Security isn’t exactly small-time news. This year alone, we’ve seen digital criminals step up their game, with incidents ranging from Panama Papers to a phishing scam that hit scores of major corporations to healthcare’s ransomware epidemic. In such a climate, how can any company not be conscious of the security of its IT systems and data?
When Sarbanes Oxley (“SOX”) passed, it was thought by pundits that the biggest impact would be made by Section 404, which requires public companies to secure corporate information systems housing data that has a material impact on financial statements. They weren’t entirely wrong – SOX created a huge uptick in security spending, to the benefit of many vendors.
The true lasting legacy of SOX, however, was executive accountability. According to a 2014 Veracode survey of over 200 board members, when a breach occurs it’s the CEO who should be held most accountable. And sure enough, after Target’s 2014 data breach exposed the financial data of 40 million customers, for example, the company’s CEO and CIO resigned.
While your organization may not suffer a public breach of that magnitude, that isn’t the only thing you need to worry about – the risk of either unintentional or intentional user-level data leakage of customer or proprietary business information is much higher. And that risk rises dramatically as users bring with them an increasing number of endpoints that need to be secured, such as smartphones and wearables.
As users gain mobile access to business applications behind the firewall, the odds that highly important enterprise credentials and application configuration information may be recoverable on both BYO and corporate-owned devices is also growing significantly.
What’s more important? A customer list synced from a salesperson’s mobile device to a personal cloud when he joins a competitor, or username and password data for CRM, ERP, VPN, Exchange and other systems present on a stolen phone? There’s no right answer here, but these are both very real scenarios that should matter to any commercial organization, no matter how regulated or ‘security conscious’ it may be.
The truth is, it isn’t just regulated industries like law, finance, and healthcare that need to care about security. No matter what industry your business operates in, there’s critical data that needs to be protected. And if you don’t consider your business ‘security conscious,’ you might as well just hand all that data over to the competition.

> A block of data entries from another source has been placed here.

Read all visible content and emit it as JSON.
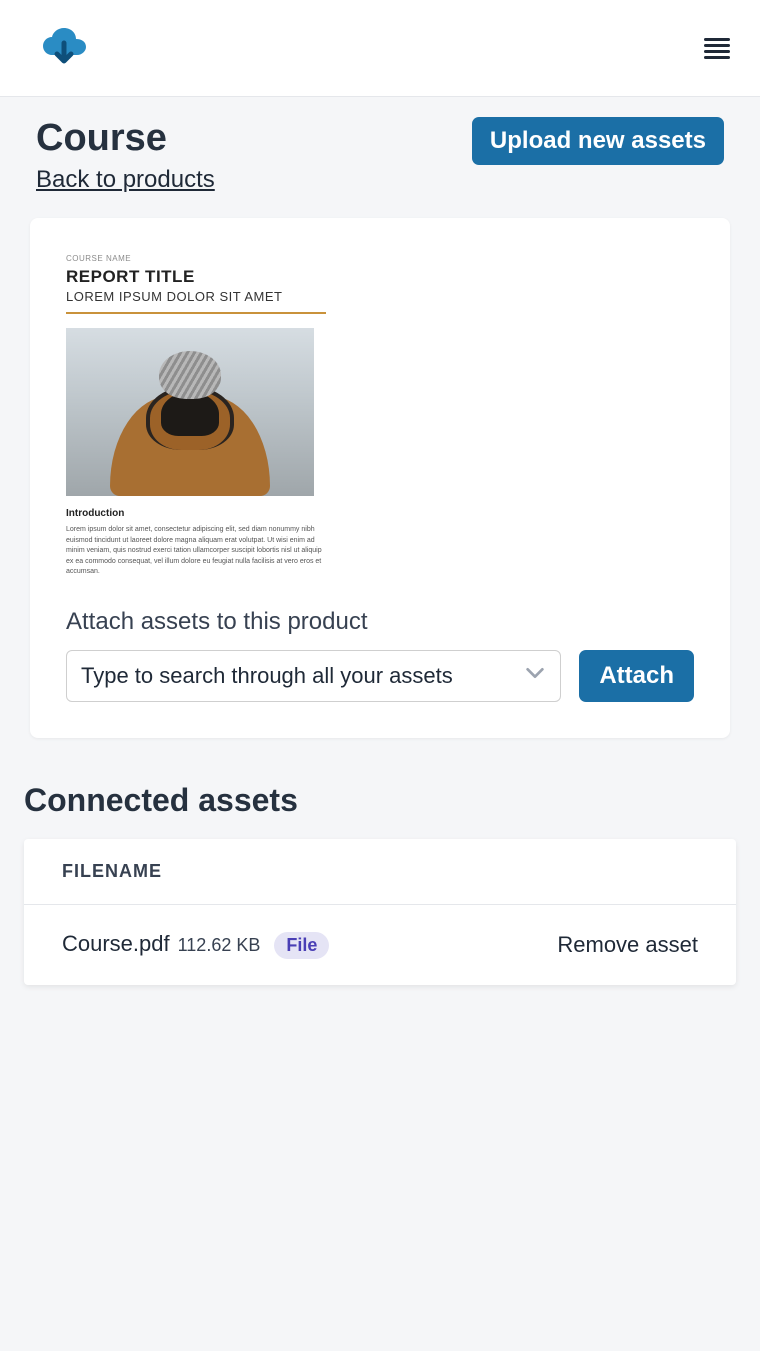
{
  "header": {
    "title": "Course",
    "back_link": "Back to products",
    "upload_button": "Upload new assets"
  },
  "preview": {
    "meta": "COURSE NAME",
    "title": "REPORT TITLE",
    "subtitle": "LOREM IPSUM DOLOR SIT AMET",
    "intro_heading": "Introduction",
    "intro_body": "Lorem ipsum dolor sit amet, consectetur adipiscing elit, sed diam nonummy nibh euismod tincidunt ut laoreet dolore magna aliquam erat volutpat. Ut wisi enim ad minim veniam, quis nostrud exerci tation ullamcorper suscipit lobortis nisl ut aliquip ex ea commodo consequat, vel illum dolore eu feugiat nulla facilisis at vero eros et accumsan."
  },
  "attach": {
    "label": "Attach assets to this product",
    "search_placeholder": "Type to search through all your assets",
    "attach_button": "Attach"
  },
  "connected": {
    "title": "Connected assets",
    "columns": {
      "filename": "FILENAME"
    },
    "rows": [
      {
        "filename": "Course.pdf",
        "size": "112.62 KB",
        "badge": "File",
        "action": "Remove asset"
      }
    ]
  }
}
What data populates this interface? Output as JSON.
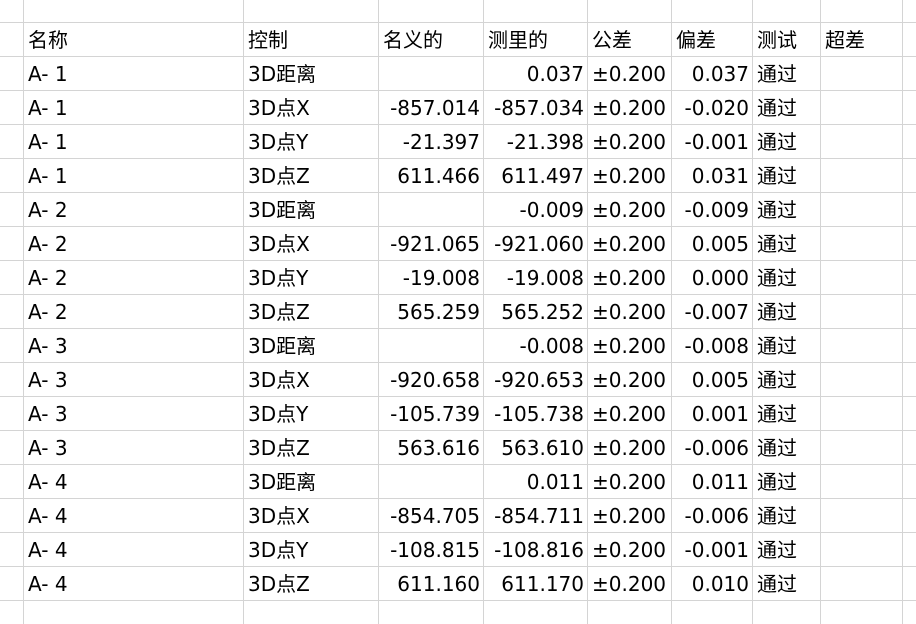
{
  "sheet": {
    "headers": {
      "name": "名称",
      "control": "控制",
      "nominal": "名义的",
      "measured": "测里的",
      "tolerance": "公差",
      "deviation": "偏差",
      "test": "测试",
      "out_of_tol": "超差"
    },
    "rows": [
      {
        "name": "A- 1",
        "control": "3D距离",
        "nominal": "",
        "measured": "0.037",
        "tolerance": "±0.200",
        "deviation": "0.037",
        "test": "通过",
        "out_of_tol": ""
      },
      {
        "name": "A- 1",
        "control": "3D点X",
        "nominal": "-857.014",
        "measured": "-857.034",
        "tolerance": "±0.200",
        "deviation": "-0.020",
        "test": "通过",
        "out_of_tol": ""
      },
      {
        "name": "A- 1",
        "control": "3D点Y",
        "nominal": "-21.397",
        "measured": "-21.398",
        "tolerance": "±0.200",
        "deviation": "-0.001",
        "test": "通过",
        "out_of_tol": ""
      },
      {
        "name": "A- 1",
        "control": "3D点Z",
        "nominal": "611.466",
        "measured": "611.497",
        "tolerance": "±0.200",
        "deviation": "0.031",
        "test": "通过",
        "out_of_tol": ""
      },
      {
        "name": "A- 2",
        "control": "3D距离",
        "nominal": "",
        "measured": "-0.009",
        "tolerance": "±0.200",
        "deviation": "-0.009",
        "test": "通过",
        "out_of_tol": ""
      },
      {
        "name": "A- 2",
        "control": "3D点X",
        "nominal": "-921.065",
        "measured": "-921.060",
        "tolerance": "±0.200",
        "deviation": "0.005",
        "test": "通过",
        "out_of_tol": ""
      },
      {
        "name": "A- 2",
        "control": "3D点Y",
        "nominal": "-19.008",
        "measured": "-19.008",
        "tolerance": "±0.200",
        "deviation": "0.000",
        "test": "通过",
        "out_of_tol": ""
      },
      {
        "name": "A- 2",
        "control": "3D点Z",
        "nominal": "565.259",
        "measured": "565.252",
        "tolerance": "±0.200",
        "deviation": "-0.007",
        "test": "通过",
        "out_of_tol": ""
      },
      {
        "name": "A- 3",
        "control": "3D距离",
        "nominal": "",
        "measured": "-0.008",
        "tolerance": "±0.200",
        "deviation": "-0.008",
        "test": "通过",
        "out_of_tol": ""
      },
      {
        "name": "A- 3",
        "control": "3D点X",
        "nominal": "-920.658",
        "measured": "-920.653",
        "tolerance": "±0.200",
        "deviation": "0.005",
        "test": "通过",
        "out_of_tol": ""
      },
      {
        "name": "A- 3",
        "control": "3D点Y",
        "nominal": "-105.739",
        "measured": "-105.738",
        "tolerance": "±0.200",
        "deviation": "0.001",
        "test": "通过",
        "out_of_tol": ""
      },
      {
        "name": "A- 3",
        "control": "3D点Z",
        "nominal": "563.616",
        "measured": "563.610",
        "tolerance": "±0.200",
        "deviation": "-0.006",
        "test": "通过",
        "out_of_tol": ""
      },
      {
        "name": "A- 4",
        "control": "3D距离",
        "nominal": "",
        "measured": "0.011",
        "tolerance": "±0.200",
        "deviation": "0.011",
        "test": "通过",
        "out_of_tol": ""
      },
      {
        "name": "A- 4",
        "control": "3D点X",
        "nominal": "-854.705",
        "measured": "-854.711",
        "tolerance": "±0.200",
        "deviation": "-0.006",
        "test": "通过",
        "out_of_tol": ""
      },
      {
        "name": "A- 4",
        "control": "3D点Y",
        "nominal": "-108.815",
        "measured": "-108.816",
        "tolerance": "±0.200",
        "deviation": "-0.001",
        "test": "通过",
        "out_of_tol": ""
      },
      {
        "name": "A- 4",
        "control": "3D点Z",
        "nominal": "611.160",
        "measured": "611.170",
        "tolerance": "±0.200",
        "deviation": "0.010",
        "test": "通过",
        "out_of_tol": ""
      }
    ]
  }
}
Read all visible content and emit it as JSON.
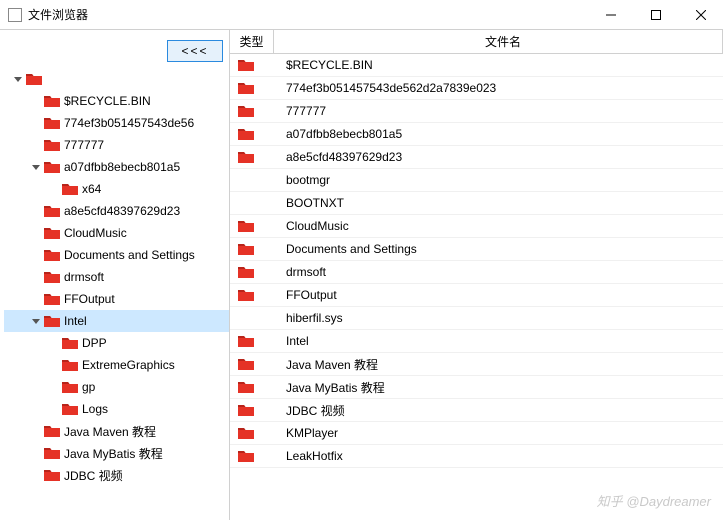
{
  "window": {
    "title": "文件浏览器",
    "collapse_button": "<<<"
  },
  "table": {
    "headers": {
      "type": "类型",
      "name": "文件名"
    },
    "rows": [
      {
        "folder": true,
        "name": "$RECYCLE.BIN"
      },
      {
        "folder": true,
        "name": "774ef3b051457543de562d2a7839e023"
      },
      {
        "folder": true,
        "name": "777777"
      },
      {
        "folder": true,
        "name": "a07dfbb8ebecb801a5"
      },
      {
        "folder": true,
        "name": "a8e5cfd48397629d23"
      },
      {
        "folder": false,
        "name": "bootmgr"
      },
      {
        "folder": false,
        "name": "BOOTNXT"
      },
      {
        "folder": true,
        "name": "CloudMusic"
      },
      {
        "folder": true,
        "name": "Documents and Settings"
      },
      {
        "folder": true,
        "name": "drmsoft"
      },
      {
        "folder": true,
        "name": "FFOutput"
      },
      {
        "folder": false,
        "name": "hiberfil.sys"
      },
      {
        "folder": true,
        "name": "Intel"
      },
      {
        "folder": true,
        "name": "Java Maven 教程"
      },
      {
        "folder": true,
        "name": "Java MyBatis 教程"
      },
      {
        "folder": true,
        "name": "JDBC 视频"
      },
      {
        "folder": true,
        "name": "KMPlayer"
      },
      {
        "folder": true,
        "name": "LeakHotfix"
      }
    ]
  },
  "tree": [
    {
      "depth": 0,
      "expander": "down",
      "label": "",
      "selected": false
    },
    {
      "depth": 1,
      "expander": "",
      "label": "$RECYCLE.BIN",
      "selected": false
    },
    {
      "depth": 1,
      "expander": "",
      "label": "774ef3b051457543de56",
      "selected": false
    },
    {
      "depth": 1,
      "expander": "",
      "label": "777777",
      "selected": false
    },
    {
      "depth": 1,
      "expander": "down",
      "label": "a07dfbb8ebecb801a5",
      "selected": false
    },
    {
      "depth": 2,
      "expander": "",
      "label": "x64",
      "selected": false
    },
    {
      "depth": 1,
      "expander": "",
      "label": "a8e5cfd48397629d23",
      "selected": false
    },
    {
      "depth": 1,
      "expander": "",
      "label": "CloudMusic",
      "selected": false
    },
    {
      "depth": 1,
      "expander": "",
      "label": "Documents and Settings",
      "selected": false
    },
    {
      "depth": 1,
      "expander": "",
      "label": "drmsoft",
      "selected": false
    },
    {
      "depth": 1,
      "expander": "",
      "label": "FFOutput",
      "selected": false
    },
    {
      "depth": 1,
      "expander": "down",
      "label": "Intel",
      "selected": true
    },
    {
      "depth": 2,
      "expander": "",
      "label": "DPP",
      "selected": false
    },
    {
      "depth": 2,
      "expander": "",
      "label": "ExtremeGraphics",
      "selected": false
    },
    {
      "depth": 2,
      "expander": "",
      "label": "gp",
      "selected": false
    },
    {
      "depth": 2,
      "expander": "",
      "label": "Logs",
      "selected": false
    },
    {
      "depth": 1,
      "expander": "",
      "label": "Java Maven 教程",
      "selected": false
    },
    {
      "depth": 1,
      "expander": "",
      "label": "Java MyBatis 教程",
      "selected": false
    },
    {
      "depth": 1,
      "expander": "",
      "label": "JDBC 视频",
      "selected": false
    }
  ],
  "watermark": "知乎 @Daydreamer"
}
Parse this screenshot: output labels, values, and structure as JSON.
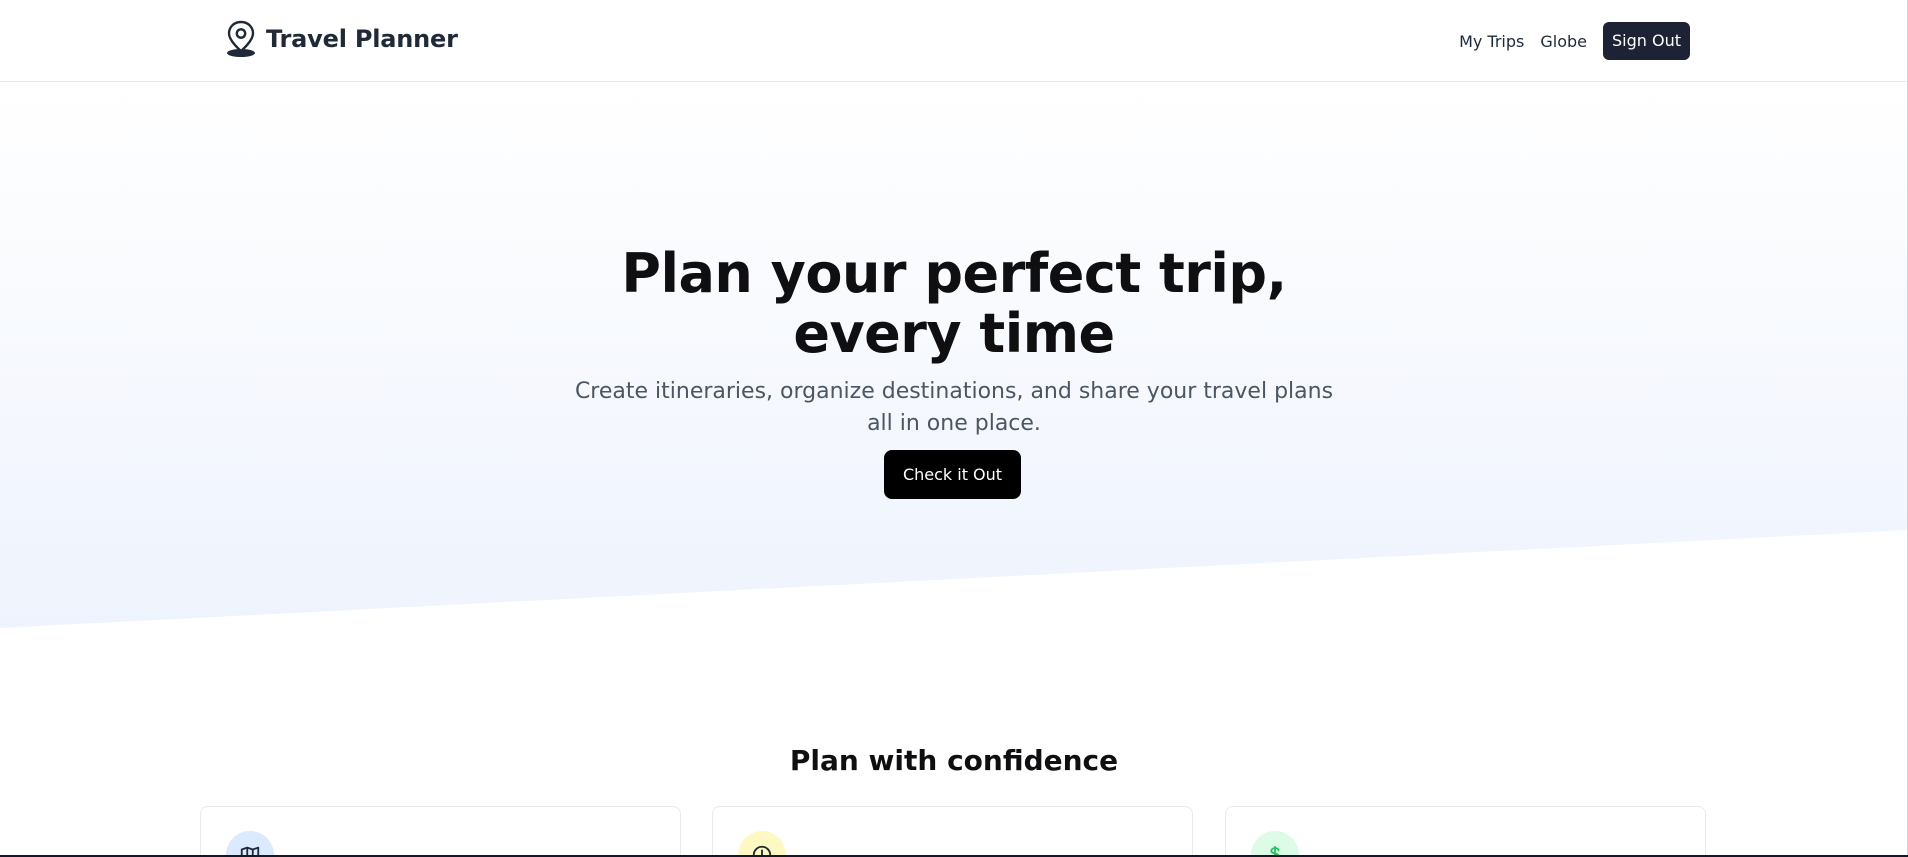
{
  "header": {
    "brand_name": "Travel Planner",
    "brand_icon": "map-pin-icon",
    "nav": [
      {
        "label": "My Trips"
      },
      {
        "label": "Globe"
      }
    ],
    "signout_label": "Sign Out"
  },
  "hero": {
    "title_line1": "Plan your perfect trip,",
    "title_line2": "every time",
    "subtitle": "Create itineraries, organize destinations, and share your travel plans all in one place.",
    "cta_label": "Check it Out"
  },
  "features": {
    "title": "Plan with confidence",
    "cards": [
      {
        "icon": "map-icon",
        "icon_bg": "#dbeafe"
      },
      {
        "icon": "clock-icon",
        "icon_bg": "#fef9c3"
      },
      {
        "icon": "dollar-icon",
        "icon_bg": "#dcfce7"
      }
    ]
  },
  "colors": {
    "accent_dark": "#1e2235",
    "cta": "#000000",
    "hero_bg_tint": "#eef3fd"
  }
}
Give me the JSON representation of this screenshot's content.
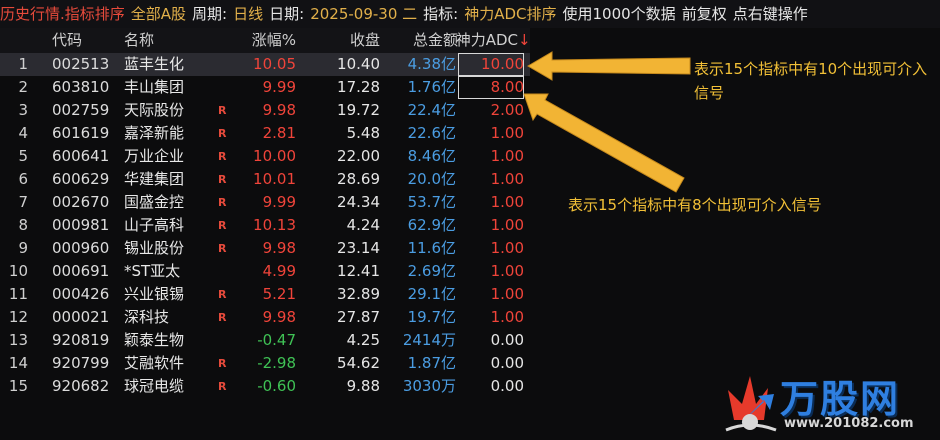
{
  "toolbar": {
    "title": "历史行情.指标排序",
    "market": "全部A股",
    "period_label": "周期:",
    "period_value": "日线",
    "date_label": "日期:",
    "date_value": "2025-09-30 二",
    "indicator_label": "指标:",
    "indicator_value": "神力ADC排序",
    "data_count": "使用1000个数据",
    "adjust": "前复权",
    "hint": "点右键操作"
  },
  "table": {
    "columns": [
      "代码",
      "名称",
      "涨幅%",
      "收盘",
      "总金额",
      "神力ADC"
    ],
    "sort_arrow": "↓",
    "rows": [
      {
        "no": "1",
        "code": "002513",
        "name": "蓝丰生化",
        "r": "",
        "pct": "10.05",
        "close": "10.40",
        "amount": "4.38亿",
        "adc": "10.00",
        "pct_color": "red",
        "adc_color": "red"
      },
      {
        "no": "2",
        "code": "603810",
        "name": "丰山集团",
        "r": "",
        "pct": "9.99",
        "close": "17.28",
        "amount": "1.76亿",
        "adc": "8.00",
        "pct_color": "red",
        "adc_color": "red"
      },
      {
        "no": "3",
        "code": "002759",
        "name": "天际股份",
        "r": "R",
        "pct": "9.98",
        "close": "19.72",
        "amount": "22.4亿",
        "adc": "2.00",
        "pct_color": "red",
        "adc_color": "red"
      },
      {
        "no": "4",
        "code": "601619",
        "name": "嘉泽新能",
        "r": "R",
        "pct": "2.81",
        "close": "5.48",
        "amount": "22.6亿",
        "adc": "1.00",
        "pct_color": "red",
        "adc_color": "red"
      },
      {
        "no": "5",
        "code": "600641",
        "name": "万业企业",
        "r": "R",
        "pct": "10.00",
        "close": "22.00",
        "amount": "8.46亿",
        "adc": "1.00",
        "pct_color": "red",
        "adc_color": "red"
      },
      {
        "no": "6",
        "code": "600629",
        "name": "华建集团",
        "r": "R",
        "pct": "10.01",
        "close": "28.69",
        "amount": "20.0亿",
        "adc": "1.00",
        "pct_color": "red",
        "adc_color": "red"
      },
      {
        "no": "7",
        "code": "002670",
        "name": "国盛金控",
        "r": "R",
        "pct": "9.99",
        "close": "24.34",
        "amount": "53.7亿",
        "adc": "1.00",
        "pct_color": "red",
        "adc_color": "red"
      },
      {
        "no": "8",
        "code": "000981",
        "name": "山子高科",
        "r": "R",
        "pct": "10.13",
        "close": "4.24",
        "amount": "62.9亿",
        "adc": "1.00",
        "pct_color": "red",
        "adc_color": "red"
      },
      {
        "no": "9",
        "code": "000960",
        "name": "锡业股份",
        "r": "R",
        "pct": "9.98",
        "close": "23.14",
        "amount": "11.6亿",
        "adc": "1.00",
        "pct_color": "red",
        "adc_color": "red"
      },
      {
        "no": "10",
        "code": "000691",
        "name": "*ST亚太",
        "r": "",
        "pct": "4.99",
        "close": "12.41",
        "amount": "2.69亿",
        "adc": "1.00",
        "pct_color": "red",
        "adc_color": "red"
      },
      {
        "no": "11",
        "code": "000426",
        "name": "兴业银锡",
        "r": "R",
        "pct": "5.21",
        "close": "32.89",
        "amount": "29.1亿",
        "adc": "1.00",
        "pct_color": "red",
        "adc_color": "red"
      },
      {
        "no": "12",
        "code": "000021",
        "name": "深科技",
        "r": "R",
        "pct": "9.98",
        "close": "27.87",
        "amount": "19.7亿",
        "adc": "1.00",
        "pct_color": "red",
        "adc_color": "red"
      },
      {
        "no": "13",
        "code": "920819",
        "name": "颖泰生物",
        "r": "",
        "pct": "-0.47",
        "close": "4.25",
        "amount": "2414万",
        "adc": "0.00",
        "pct_color": "green",
        "adc_color": "white"
      },
      {
        "no": "14",
        "code": "920799",
        "name": "艾融软件",
        "r": "R",
        "pct": "-2.98",
        "close": "54.62",
        "amount": "1.87亿",
        "adc": "0.00",
        "pct_color": "green",
        "adc_color": "white"
      },
      {
        "no": "15",
        "code": "920682",
        "name": "球冠电缆",
        "r": "R",
        "pct": "-0.60",
        "close": "9.88",
        "amount": "3030万",
        "adc": "0.00",
        "pct_color": "green",
        "adc_color": "white"
      }
    ]
  },
  "annotations": {
    "note1": "表示15个指标中有10个出现可介入信号",
    "note2": "表示15个指标中有8个出现可介入信号"
  },
  "watermark": {
    "brand": "万股网",
    "url": "www.201082.com"
  },
  "colors": {
    "up": "#f0443a",
    "down": "#3fc255",
    "amount": "#4b9de2",
    "annotation": "#f2c037"
  }
}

A manufacturing firm has product designs and manufacturing processes. A Pharmaceutical agency has drug formulations and test results. An entertainment company might have marketing plans, or film scripts. All of this data is valuable to competitors, and all of it can data can be both accessed and leaked from mobile devices.
For this reason, calling an industry ‘low-security’ today is ill-advised, especially if you’re in IT. If you aren’t already thinking about security, you need to start.
Containers, Certifications, and Content: The Path to Better Security
Containers have emerged as perhaps the most important technology available for securing corporate apps and content. A properly-implemented container should not rely solely on device encryption, but instead should use separate app-level encryption so that corporate data is protected even when the device is unlocked. While that may seem obvious, many EMM vendors rely on the native device encryption – always have your vendor specify, regardless of marketing claims.
You also need to avoid containers that rely on an MDM agent. While MDM policies may be layered with containers, when an MDM agent is absolutely required for app containers to work, there may be negative impacts on app and data security. There are several reasons for this:
- Requiring an MDM agent precludes deploying apps to devices that cannot be managed (i.e., partner or customer devices, pure BYO deployments).
- The MDM agent may be required for jailbreak and root detection, using location services to ‘wake it up’ so it can perform a check.
- Compliance tests should occur every time a user accesses an app – relying on an MDM agent for this weakens security and drains the battery.
True app and content security needs to be separate from device security and configuration. The deployment and management of corporate apps and content cannot be solely reliant on MDM. But it also needs to be easy to use, and slot in readily with existing security.
Here’s where the BlackBerry Dynamics Secure Mobility Platform, formerly known as Good Dynamics comes in. Good, now part of BlackBerry, invented containerization, and thanks to our expertise, we’re able to take it to a level beyond other vendors. The BlackBerry Dynamics container, a fundamental component of the BlackBerry Enterprise Mobility Suite, formerly known as Good Secure EMM Suites, distinguishes itself in a few ways:
- “Three C’s” security: Our app containers apply FIPS-validated encryption to both the applications themselves along with inter-app communication. They protect configuration details, user credentials, and content together, both at-rest and in-transit.
- Device-independent encryption: Even if a criminal breaks the security on a stolen device, they won’t be able to crack our containers – they operate independently of device controls.
- A superior user experience: With support for single-sign-on authentication, users can gain easy access to all Good-secured apps on their device after logging in once.
- A powerful product suite: Thanks to the release of BlackBerry Enterprise Mobility Suite, our containerization system is now part of the most flexible, unified EMM platform on the market.
Interested in learning more? Check out Introducing BlackBerry Enterprise Mobility Suite, or go Hands-on with BlackBerry Enterprise Mobility Suite in our recently-broadcast live demo. And if you want to see how your own business fits into the current EMM landscape, be sure to also view Making Sense of the EMM Alphabet Soup – a detailed look at MDM, MAM & MCM.